__WHAT YOU WILL DO__. Copy each line of the entries below that contains the string "calculate".

[[ DATA IN THIS EXERCISE, beginning ]]

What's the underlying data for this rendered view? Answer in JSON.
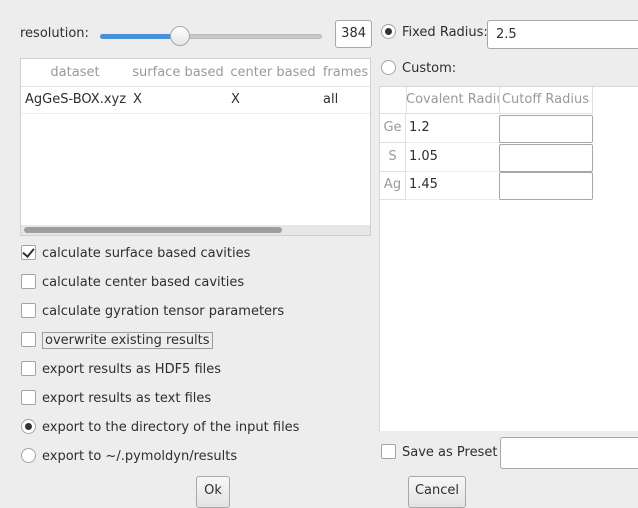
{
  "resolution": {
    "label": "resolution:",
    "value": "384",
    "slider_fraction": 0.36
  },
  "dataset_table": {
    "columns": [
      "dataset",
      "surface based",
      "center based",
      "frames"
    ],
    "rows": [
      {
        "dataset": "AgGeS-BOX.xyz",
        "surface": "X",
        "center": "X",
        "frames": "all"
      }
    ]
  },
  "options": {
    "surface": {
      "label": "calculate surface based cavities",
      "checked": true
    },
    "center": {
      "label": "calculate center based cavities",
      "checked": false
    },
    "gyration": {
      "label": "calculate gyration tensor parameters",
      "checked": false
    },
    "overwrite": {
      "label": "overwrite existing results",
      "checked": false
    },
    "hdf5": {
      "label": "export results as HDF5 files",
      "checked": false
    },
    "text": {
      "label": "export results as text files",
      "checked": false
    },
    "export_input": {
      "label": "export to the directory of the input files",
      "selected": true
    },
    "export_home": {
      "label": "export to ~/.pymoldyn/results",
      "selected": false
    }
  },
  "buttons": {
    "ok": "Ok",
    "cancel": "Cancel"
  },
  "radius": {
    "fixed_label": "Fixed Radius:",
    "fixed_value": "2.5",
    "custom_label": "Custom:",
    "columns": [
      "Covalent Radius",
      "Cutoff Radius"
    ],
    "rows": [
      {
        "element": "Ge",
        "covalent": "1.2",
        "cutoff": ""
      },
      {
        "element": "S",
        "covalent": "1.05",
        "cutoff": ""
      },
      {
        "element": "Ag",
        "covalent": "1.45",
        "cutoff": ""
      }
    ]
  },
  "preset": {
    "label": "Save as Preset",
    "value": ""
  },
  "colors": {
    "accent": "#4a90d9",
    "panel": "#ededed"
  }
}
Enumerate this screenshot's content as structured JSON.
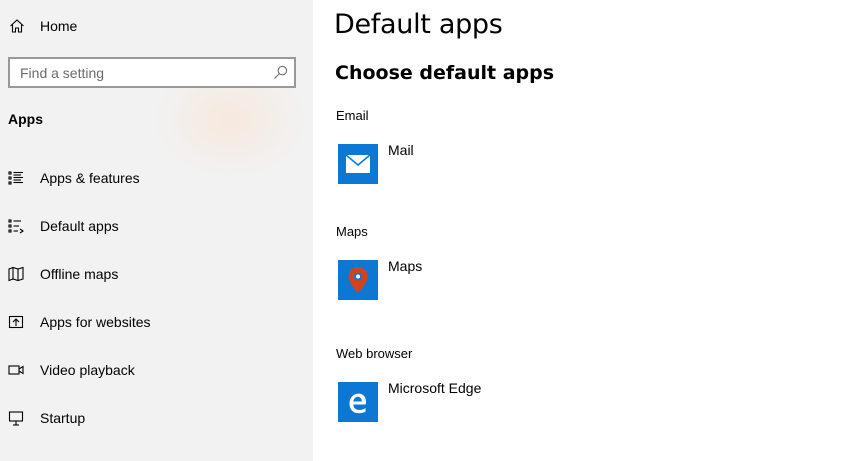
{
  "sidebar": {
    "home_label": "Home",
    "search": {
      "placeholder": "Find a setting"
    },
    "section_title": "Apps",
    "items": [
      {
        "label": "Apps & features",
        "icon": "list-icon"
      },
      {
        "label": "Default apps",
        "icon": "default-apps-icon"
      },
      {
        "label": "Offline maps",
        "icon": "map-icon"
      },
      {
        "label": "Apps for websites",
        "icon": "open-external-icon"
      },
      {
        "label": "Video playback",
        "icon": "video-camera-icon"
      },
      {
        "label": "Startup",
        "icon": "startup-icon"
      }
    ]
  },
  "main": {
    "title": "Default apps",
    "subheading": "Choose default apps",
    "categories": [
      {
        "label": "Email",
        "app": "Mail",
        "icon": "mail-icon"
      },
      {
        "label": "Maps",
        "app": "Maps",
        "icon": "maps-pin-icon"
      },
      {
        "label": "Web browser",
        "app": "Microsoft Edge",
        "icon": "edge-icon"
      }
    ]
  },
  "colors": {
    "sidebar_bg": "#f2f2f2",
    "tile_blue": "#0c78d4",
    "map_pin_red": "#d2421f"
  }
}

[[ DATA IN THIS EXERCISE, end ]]

__SOLVED EXERCISE__.
      "label": "calculate surface based cavities",
      "label": "calculate center based cavities",
      "label": "calculate gyration tensor parameters",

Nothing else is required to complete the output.